(Exercise aim) Among the records that follow, count the lines with the string "move"; report only that count.
(Beginning of Records for the task)
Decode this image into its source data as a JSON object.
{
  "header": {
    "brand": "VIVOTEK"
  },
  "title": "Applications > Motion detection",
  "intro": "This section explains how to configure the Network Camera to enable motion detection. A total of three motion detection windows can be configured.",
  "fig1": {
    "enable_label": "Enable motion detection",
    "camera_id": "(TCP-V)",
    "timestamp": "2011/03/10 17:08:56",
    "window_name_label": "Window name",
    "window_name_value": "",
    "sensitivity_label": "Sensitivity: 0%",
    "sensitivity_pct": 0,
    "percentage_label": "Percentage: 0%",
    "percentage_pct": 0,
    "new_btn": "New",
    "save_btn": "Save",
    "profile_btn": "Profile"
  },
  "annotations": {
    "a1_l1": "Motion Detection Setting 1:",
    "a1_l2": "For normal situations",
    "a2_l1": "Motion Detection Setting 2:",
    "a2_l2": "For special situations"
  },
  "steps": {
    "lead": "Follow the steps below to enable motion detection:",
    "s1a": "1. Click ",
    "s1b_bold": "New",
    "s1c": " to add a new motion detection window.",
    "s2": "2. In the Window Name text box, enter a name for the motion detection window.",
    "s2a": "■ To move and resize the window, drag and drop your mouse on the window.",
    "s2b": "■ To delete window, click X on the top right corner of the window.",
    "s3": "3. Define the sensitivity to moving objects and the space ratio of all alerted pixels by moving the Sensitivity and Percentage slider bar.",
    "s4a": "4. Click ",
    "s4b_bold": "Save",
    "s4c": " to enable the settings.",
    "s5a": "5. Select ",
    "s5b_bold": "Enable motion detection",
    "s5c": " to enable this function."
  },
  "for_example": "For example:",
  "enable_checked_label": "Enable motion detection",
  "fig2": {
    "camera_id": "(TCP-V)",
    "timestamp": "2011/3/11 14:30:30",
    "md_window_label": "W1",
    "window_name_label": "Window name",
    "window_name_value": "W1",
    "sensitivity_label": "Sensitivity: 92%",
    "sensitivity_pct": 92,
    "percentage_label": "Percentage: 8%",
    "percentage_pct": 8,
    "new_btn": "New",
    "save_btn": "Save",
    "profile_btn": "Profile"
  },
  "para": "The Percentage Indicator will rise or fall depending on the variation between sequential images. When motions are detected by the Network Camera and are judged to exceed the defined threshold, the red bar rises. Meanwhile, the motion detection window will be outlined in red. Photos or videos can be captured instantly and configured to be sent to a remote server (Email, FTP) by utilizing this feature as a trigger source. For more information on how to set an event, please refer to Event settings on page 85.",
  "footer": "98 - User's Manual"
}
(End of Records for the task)
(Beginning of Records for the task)
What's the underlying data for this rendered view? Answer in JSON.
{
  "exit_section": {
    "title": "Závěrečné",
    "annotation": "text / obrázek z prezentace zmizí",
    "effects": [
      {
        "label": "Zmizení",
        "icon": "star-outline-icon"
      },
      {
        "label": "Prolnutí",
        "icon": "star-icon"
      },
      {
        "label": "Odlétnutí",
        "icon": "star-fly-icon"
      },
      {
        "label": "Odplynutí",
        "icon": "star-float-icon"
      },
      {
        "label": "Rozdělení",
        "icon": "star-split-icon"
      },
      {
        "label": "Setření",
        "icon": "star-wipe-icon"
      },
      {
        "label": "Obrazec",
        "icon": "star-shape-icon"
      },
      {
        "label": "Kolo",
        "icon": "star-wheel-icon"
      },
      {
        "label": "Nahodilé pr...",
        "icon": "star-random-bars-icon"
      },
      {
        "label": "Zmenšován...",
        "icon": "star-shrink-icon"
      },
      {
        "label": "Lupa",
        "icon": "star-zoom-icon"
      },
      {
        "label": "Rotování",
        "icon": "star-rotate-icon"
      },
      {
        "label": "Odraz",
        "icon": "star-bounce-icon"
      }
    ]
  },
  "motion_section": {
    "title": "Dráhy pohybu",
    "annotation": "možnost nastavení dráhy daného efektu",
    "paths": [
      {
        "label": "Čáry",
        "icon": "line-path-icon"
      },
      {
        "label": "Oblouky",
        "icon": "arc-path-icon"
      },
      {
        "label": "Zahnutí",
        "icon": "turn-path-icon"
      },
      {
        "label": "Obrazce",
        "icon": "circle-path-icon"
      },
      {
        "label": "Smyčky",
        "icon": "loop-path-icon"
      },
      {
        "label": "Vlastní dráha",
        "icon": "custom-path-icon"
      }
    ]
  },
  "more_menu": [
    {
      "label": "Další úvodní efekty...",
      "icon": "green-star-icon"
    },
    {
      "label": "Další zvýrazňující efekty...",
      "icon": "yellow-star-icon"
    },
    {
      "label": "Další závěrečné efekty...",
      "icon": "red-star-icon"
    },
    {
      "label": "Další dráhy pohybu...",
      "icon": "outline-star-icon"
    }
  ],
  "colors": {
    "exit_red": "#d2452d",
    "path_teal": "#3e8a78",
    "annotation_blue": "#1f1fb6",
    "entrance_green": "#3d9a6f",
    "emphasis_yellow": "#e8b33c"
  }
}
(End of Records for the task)
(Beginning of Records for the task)
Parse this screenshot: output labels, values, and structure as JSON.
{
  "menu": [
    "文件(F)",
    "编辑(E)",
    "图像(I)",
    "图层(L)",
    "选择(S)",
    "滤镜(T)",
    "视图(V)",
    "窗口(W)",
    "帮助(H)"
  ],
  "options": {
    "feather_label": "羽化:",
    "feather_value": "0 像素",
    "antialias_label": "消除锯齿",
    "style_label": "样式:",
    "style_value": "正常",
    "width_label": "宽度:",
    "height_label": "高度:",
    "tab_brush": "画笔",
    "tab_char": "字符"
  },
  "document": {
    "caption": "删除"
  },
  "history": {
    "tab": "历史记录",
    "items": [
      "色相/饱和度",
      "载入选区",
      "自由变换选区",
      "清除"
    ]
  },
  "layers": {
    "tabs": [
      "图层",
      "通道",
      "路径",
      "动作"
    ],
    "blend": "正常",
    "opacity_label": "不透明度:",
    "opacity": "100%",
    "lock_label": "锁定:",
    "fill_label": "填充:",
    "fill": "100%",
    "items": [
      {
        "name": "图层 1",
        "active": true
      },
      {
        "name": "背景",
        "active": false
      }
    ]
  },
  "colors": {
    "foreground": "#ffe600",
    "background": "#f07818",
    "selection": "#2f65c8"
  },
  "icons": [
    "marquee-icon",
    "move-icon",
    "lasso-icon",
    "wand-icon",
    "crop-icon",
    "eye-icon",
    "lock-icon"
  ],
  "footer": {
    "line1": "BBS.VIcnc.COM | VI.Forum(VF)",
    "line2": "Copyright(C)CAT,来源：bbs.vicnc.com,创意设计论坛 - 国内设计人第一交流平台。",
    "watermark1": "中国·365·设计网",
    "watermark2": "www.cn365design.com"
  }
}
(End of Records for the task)
(Task output) 2